Start of ENTRIES SHOWN

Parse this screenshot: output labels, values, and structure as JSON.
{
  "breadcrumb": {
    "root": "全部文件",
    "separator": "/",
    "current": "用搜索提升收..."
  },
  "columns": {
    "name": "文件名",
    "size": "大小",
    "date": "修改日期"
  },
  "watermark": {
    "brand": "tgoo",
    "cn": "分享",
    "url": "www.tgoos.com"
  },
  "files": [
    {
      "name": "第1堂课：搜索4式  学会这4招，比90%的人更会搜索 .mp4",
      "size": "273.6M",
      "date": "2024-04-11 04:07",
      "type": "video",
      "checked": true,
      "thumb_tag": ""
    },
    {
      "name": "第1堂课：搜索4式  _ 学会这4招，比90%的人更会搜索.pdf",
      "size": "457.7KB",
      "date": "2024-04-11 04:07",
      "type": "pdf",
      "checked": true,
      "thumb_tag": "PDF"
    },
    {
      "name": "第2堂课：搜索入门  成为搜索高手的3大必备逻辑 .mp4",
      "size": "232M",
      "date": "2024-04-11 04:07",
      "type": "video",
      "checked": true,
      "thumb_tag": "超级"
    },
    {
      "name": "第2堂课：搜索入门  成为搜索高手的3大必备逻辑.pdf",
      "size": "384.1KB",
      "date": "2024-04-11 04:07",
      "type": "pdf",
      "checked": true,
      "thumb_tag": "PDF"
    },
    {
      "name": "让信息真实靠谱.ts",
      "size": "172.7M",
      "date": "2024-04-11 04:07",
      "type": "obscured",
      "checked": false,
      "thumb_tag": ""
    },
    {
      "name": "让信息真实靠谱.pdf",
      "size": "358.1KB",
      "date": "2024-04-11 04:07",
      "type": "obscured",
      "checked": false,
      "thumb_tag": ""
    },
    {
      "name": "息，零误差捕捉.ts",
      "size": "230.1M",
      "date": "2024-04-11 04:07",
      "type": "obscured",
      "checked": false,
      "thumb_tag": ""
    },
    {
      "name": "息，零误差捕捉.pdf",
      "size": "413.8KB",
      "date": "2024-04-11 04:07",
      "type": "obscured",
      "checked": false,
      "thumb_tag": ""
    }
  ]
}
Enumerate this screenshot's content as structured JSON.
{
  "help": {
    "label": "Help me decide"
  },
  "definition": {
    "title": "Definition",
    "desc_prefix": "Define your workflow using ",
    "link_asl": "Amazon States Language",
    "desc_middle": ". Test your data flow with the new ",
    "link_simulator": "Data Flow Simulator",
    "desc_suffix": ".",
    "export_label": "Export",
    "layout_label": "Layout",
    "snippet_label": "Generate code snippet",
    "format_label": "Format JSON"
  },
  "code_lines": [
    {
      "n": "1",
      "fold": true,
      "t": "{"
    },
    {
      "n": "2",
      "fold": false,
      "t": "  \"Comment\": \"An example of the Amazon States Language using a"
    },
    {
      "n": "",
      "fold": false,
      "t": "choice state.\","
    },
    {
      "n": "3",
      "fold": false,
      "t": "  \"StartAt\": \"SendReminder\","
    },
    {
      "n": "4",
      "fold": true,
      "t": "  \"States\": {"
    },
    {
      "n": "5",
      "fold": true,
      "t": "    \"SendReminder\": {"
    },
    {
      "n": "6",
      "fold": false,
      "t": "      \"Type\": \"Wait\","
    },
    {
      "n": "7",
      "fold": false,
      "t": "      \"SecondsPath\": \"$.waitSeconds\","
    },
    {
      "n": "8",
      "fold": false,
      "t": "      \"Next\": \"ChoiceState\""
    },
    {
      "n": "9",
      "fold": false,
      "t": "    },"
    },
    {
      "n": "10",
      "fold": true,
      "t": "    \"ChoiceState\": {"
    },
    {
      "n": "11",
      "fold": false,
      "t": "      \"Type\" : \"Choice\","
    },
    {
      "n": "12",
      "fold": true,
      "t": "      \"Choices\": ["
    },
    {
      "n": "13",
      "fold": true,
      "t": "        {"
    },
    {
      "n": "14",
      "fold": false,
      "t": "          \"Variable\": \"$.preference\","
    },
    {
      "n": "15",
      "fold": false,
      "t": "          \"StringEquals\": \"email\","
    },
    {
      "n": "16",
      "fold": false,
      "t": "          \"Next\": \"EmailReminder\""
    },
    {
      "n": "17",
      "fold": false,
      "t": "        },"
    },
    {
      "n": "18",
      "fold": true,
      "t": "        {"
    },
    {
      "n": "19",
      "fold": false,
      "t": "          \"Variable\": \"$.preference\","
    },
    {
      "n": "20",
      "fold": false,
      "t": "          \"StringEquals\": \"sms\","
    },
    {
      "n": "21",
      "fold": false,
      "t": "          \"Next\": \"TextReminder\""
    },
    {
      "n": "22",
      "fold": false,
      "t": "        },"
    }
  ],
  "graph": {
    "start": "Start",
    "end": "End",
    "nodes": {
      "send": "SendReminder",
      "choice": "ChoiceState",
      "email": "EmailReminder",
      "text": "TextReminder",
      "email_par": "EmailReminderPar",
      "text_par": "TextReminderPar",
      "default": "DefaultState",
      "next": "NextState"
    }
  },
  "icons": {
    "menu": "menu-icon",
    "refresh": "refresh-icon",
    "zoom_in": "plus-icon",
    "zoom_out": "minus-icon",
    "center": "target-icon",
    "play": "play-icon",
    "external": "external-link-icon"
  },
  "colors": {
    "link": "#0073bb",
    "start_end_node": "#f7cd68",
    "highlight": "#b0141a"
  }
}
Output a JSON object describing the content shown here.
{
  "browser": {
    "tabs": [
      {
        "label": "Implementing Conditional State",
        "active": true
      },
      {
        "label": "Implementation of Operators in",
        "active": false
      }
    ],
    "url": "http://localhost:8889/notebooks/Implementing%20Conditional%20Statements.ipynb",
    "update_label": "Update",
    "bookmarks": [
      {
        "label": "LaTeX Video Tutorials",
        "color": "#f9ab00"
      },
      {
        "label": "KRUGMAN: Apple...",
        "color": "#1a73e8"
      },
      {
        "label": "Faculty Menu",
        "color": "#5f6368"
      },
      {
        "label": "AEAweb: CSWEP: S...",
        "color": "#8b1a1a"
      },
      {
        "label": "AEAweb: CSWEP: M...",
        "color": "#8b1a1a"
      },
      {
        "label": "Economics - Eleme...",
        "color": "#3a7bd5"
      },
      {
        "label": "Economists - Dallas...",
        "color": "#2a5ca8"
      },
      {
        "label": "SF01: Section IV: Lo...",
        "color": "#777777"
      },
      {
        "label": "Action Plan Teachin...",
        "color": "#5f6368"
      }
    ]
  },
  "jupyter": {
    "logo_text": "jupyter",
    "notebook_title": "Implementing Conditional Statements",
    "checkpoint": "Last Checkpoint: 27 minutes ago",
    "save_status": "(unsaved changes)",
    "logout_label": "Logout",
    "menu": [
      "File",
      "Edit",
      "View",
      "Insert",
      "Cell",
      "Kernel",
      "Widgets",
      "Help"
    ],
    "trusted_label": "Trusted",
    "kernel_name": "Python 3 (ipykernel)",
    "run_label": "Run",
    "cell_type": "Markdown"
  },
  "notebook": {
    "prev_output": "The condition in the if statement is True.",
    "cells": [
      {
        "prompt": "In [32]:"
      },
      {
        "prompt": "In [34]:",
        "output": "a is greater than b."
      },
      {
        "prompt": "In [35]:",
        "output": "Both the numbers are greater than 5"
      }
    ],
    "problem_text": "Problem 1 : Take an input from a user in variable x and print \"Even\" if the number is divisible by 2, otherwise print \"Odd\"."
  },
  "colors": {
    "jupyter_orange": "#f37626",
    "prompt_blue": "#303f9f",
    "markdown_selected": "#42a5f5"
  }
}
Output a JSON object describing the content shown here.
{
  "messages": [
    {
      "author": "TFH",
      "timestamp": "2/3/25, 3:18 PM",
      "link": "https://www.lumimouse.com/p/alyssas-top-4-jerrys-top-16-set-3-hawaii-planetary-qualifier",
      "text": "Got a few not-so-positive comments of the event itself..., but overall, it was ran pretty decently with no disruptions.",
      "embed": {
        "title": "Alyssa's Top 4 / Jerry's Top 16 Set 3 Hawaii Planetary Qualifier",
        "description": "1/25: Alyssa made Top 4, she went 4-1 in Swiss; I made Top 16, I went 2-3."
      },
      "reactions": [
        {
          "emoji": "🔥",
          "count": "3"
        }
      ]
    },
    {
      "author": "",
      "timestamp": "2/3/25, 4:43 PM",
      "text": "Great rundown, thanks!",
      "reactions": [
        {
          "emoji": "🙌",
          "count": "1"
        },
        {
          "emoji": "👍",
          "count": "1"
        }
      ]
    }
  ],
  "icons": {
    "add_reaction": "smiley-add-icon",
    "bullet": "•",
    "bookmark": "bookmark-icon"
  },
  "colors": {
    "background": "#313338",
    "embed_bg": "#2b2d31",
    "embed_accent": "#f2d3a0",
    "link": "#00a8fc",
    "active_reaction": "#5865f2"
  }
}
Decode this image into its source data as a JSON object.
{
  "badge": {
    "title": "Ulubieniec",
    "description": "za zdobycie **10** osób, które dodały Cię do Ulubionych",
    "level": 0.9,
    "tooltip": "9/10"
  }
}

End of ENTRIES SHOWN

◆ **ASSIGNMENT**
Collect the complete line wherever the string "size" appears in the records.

◆ **ANSWER SPACE**
    "size": "大小",
      "size": "273.6M",
      "size": "457.7KB",
      "size": "232M",
      "size": "384.1KB",
      "size": "172.7M",
      "size": "358.1KB",
      "size": "230.1M",
      "size": "413.8KB",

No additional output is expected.